Taxation – You need to structure your company very carefully to avoid paying too much tax. You also need to take into account the severe penalties for you and your staff if things are not fully in compliance with federal laws.In our case we have set up a cost plus marketing agreement with our US Inc subsidiary and this works out the most tax efficient, ask your CPA.
Watch out for the fact that tax is paid in advance and that will have to pay tax in all states you have staff or do business.
Watch out for lots of little costs like annual business licenses and minimum tax bands even if you are not trading or making a loss.
Business licenses – There are also lots of little costs and lots more paperwork such as business licenses that need to be attended to in order to trade in every state.
Staff – Employing locals and trying to pay them as agents is generally a no-no due to the tax laws and issues for staff with complex rules for health care, taxes and pensions.
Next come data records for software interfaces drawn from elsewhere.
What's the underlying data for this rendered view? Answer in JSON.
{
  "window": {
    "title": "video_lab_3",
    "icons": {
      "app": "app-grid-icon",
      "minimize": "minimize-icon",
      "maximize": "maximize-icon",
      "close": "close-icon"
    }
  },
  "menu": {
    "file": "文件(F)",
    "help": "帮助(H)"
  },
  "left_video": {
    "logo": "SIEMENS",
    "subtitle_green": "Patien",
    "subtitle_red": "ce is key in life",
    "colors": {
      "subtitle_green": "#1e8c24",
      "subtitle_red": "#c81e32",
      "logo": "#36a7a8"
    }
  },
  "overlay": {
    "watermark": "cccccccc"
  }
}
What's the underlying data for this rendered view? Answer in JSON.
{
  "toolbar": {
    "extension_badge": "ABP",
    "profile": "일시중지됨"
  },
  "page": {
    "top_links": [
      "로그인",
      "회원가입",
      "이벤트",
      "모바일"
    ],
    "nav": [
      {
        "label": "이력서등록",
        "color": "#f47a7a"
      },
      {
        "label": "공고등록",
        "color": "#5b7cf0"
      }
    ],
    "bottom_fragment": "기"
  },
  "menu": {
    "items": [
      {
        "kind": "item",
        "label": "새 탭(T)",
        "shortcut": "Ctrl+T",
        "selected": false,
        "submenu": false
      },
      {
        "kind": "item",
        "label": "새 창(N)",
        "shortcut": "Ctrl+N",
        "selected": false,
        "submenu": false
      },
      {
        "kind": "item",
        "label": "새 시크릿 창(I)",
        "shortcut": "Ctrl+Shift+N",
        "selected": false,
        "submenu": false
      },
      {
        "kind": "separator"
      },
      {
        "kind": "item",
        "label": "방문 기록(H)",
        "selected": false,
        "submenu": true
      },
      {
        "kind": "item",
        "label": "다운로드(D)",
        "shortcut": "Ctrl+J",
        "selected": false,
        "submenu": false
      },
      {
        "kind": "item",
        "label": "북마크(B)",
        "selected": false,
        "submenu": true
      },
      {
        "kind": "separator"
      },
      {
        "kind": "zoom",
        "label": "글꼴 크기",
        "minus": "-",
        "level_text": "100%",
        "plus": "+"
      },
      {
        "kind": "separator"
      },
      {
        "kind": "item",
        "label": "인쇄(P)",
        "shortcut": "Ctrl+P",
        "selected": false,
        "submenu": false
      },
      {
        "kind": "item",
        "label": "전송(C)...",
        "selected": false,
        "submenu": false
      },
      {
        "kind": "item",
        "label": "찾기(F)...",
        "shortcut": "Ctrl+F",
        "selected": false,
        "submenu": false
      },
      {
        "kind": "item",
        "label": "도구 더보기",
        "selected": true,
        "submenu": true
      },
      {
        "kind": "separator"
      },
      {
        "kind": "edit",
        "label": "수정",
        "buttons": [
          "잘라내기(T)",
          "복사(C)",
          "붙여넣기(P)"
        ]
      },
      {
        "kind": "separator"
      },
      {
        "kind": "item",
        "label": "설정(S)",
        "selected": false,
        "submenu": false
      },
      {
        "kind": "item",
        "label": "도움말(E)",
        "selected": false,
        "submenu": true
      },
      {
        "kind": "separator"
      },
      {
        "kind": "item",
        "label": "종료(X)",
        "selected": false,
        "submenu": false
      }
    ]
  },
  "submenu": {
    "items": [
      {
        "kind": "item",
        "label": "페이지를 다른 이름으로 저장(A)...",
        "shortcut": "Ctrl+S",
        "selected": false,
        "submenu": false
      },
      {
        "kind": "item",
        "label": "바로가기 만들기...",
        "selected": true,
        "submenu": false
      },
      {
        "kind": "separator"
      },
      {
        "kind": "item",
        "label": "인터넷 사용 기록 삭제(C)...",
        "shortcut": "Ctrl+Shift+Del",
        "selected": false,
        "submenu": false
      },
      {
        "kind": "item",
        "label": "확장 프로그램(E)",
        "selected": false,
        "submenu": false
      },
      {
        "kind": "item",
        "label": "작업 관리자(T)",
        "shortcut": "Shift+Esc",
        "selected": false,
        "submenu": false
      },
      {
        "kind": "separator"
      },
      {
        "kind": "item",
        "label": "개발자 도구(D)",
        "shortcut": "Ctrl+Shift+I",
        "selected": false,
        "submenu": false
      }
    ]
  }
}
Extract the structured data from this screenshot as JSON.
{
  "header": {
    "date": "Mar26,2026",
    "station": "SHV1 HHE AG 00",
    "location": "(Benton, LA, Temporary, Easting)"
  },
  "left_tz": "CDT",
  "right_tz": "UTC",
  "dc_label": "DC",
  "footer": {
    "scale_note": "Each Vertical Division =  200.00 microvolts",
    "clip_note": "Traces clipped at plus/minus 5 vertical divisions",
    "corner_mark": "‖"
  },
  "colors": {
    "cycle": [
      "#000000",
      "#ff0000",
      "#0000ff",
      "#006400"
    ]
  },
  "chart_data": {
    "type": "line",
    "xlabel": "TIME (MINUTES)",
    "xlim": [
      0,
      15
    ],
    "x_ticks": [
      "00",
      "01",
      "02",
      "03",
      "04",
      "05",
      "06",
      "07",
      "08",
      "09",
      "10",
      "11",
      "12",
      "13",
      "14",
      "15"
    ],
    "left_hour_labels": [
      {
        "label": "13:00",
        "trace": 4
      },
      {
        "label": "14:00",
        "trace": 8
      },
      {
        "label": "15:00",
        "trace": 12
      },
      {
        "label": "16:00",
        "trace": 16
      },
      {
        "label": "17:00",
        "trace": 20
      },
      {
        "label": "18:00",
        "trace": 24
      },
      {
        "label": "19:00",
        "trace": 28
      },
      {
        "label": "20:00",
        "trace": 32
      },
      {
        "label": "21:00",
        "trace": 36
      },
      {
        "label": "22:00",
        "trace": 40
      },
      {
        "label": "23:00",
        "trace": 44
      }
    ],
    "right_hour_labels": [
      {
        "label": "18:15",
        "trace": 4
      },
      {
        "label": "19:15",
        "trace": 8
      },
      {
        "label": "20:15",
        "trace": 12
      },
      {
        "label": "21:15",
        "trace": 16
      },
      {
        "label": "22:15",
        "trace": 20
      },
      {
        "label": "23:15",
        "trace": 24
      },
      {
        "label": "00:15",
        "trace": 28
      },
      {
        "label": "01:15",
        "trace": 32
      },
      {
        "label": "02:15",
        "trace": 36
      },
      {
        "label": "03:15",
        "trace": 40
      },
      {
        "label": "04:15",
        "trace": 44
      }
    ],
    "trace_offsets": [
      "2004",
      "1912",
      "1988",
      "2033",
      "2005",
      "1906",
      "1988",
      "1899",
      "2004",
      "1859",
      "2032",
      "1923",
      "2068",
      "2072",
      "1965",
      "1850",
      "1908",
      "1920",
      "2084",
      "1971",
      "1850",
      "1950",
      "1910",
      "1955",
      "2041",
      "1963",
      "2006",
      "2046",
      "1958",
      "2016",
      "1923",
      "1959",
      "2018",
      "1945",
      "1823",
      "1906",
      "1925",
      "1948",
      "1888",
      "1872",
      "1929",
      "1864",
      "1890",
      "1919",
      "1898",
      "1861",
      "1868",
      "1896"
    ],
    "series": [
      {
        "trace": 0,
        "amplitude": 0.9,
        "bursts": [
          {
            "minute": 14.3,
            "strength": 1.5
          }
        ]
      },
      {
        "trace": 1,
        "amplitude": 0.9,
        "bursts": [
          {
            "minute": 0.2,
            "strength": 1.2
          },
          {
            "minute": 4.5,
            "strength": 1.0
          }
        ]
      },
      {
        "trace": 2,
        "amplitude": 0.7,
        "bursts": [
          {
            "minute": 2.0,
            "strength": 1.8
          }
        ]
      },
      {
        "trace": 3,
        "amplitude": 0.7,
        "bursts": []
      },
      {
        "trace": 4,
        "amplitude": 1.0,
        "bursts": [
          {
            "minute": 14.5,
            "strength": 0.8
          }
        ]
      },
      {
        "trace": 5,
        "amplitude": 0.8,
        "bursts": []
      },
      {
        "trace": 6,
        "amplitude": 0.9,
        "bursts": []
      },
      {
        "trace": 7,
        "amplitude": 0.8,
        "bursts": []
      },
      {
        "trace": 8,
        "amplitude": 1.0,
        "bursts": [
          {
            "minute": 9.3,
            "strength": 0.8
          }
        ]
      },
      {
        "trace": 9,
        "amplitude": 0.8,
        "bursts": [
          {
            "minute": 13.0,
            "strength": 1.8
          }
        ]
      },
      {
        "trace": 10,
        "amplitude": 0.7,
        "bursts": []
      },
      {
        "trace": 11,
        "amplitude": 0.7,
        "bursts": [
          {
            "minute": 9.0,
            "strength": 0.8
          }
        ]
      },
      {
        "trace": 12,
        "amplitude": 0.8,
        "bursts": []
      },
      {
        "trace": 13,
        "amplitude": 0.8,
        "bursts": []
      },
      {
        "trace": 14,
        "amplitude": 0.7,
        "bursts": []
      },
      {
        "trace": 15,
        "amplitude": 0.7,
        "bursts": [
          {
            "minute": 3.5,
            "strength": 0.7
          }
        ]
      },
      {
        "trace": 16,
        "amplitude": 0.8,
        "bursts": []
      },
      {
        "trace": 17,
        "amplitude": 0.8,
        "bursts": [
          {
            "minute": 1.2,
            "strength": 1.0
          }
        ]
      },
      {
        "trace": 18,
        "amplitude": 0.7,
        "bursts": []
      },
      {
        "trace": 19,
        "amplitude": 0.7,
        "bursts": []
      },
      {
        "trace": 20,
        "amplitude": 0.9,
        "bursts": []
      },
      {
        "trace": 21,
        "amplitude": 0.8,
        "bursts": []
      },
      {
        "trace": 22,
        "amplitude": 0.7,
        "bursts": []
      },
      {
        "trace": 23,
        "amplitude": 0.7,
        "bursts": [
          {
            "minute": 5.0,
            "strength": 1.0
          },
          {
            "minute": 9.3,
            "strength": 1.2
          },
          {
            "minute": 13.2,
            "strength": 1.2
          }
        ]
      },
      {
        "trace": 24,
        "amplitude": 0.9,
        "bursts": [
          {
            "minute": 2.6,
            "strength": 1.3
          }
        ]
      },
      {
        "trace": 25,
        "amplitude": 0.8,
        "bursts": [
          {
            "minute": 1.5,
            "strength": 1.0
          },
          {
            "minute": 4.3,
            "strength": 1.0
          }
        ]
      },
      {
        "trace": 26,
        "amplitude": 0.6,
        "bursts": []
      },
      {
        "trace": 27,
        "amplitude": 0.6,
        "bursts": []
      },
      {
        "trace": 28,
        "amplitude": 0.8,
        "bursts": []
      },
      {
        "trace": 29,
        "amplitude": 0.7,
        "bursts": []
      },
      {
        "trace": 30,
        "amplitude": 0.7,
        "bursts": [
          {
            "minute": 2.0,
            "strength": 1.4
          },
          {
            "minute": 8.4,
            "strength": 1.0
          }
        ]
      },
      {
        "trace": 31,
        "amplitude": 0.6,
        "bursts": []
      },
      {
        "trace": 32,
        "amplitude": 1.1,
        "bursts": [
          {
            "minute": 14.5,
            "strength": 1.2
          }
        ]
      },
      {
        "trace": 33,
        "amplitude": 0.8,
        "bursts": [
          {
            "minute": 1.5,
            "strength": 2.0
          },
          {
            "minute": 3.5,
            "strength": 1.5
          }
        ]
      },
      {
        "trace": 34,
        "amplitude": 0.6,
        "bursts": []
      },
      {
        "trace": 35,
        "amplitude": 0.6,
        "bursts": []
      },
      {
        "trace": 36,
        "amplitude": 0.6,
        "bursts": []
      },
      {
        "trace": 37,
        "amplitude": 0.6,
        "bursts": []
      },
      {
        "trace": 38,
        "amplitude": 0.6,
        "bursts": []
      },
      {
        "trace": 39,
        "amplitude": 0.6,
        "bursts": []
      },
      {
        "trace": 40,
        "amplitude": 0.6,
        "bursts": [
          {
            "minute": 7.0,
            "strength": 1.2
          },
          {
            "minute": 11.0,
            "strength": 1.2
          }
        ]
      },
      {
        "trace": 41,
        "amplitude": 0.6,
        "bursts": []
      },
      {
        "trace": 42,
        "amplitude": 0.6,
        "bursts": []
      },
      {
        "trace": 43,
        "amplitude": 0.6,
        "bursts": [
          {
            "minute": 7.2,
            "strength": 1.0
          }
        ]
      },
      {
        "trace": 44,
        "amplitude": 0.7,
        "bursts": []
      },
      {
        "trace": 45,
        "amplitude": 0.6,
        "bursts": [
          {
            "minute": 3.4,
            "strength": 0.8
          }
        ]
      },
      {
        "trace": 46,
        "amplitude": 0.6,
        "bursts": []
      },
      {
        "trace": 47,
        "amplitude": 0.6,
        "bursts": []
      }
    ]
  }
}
In most cases staff must be paid locally even if they are not local or you will once again have issues with getting caught with higher company and staff taxes!
Watch out for the local laws, they vary a great deal, as do the tax rates and all the extra costs for staff that can often be less than obvious. Do your homework on the best states to employ staff as the costs vary enormously on pay scales and associated health care costs – many choose Canada for this very reason.
We recommend you outsource your staff payroll and associated issues to a Company like Paychex.
EIN number – One of the very first things you must apply for when starting up is your ‘foreign company’ EIN number. You will need this for almost everything and it’s a hassle needs time and patience to get done.
Without an EIN number you cant setup a bank account, employ staff, setup all sorts of other essential services so do it early.
Offices – Much the same as the rest of the World office space can be expensive and varies hugely between States. Shopping around is key to getting a good deal and as with any good practice getting a short lease on good exit terms makes sense in case the worst happens. There are many serviced office options and I would recommend HQ as a good place to start, rather than signing up a lease.
Getting a VISA – Just because you are setting up in the USA does not guarantee you or your staff will get a VISA to stay in the US! You should be aware there are issues for smaller co’s / startups and you will need to fight a case to get a green card.
We recommend using a qualified immigration lawyer to get you a VISA and pay $2500 for the service, the process has many pitfalls and can be time consuming.
Living costs – The cost of living in many things is lower in the US with the exchange rate but the costs vary hugely, once again, depending on which state and area you choose to live in. California can be very expensive and housing will cost 2x what you are used too in the UK for a nice area. A nice area has the benefit of good schools (often free) and low crime – everywhere else may not have that luxury.
Otherwise cars, fuel, food, clothing, holidays and the like tend to be better value.
This is only a quick overview of the issues and costs of moving to the US and as you can see it’s not as bad as many portray even for a small Company to get started, forewarned is forearmed as they say!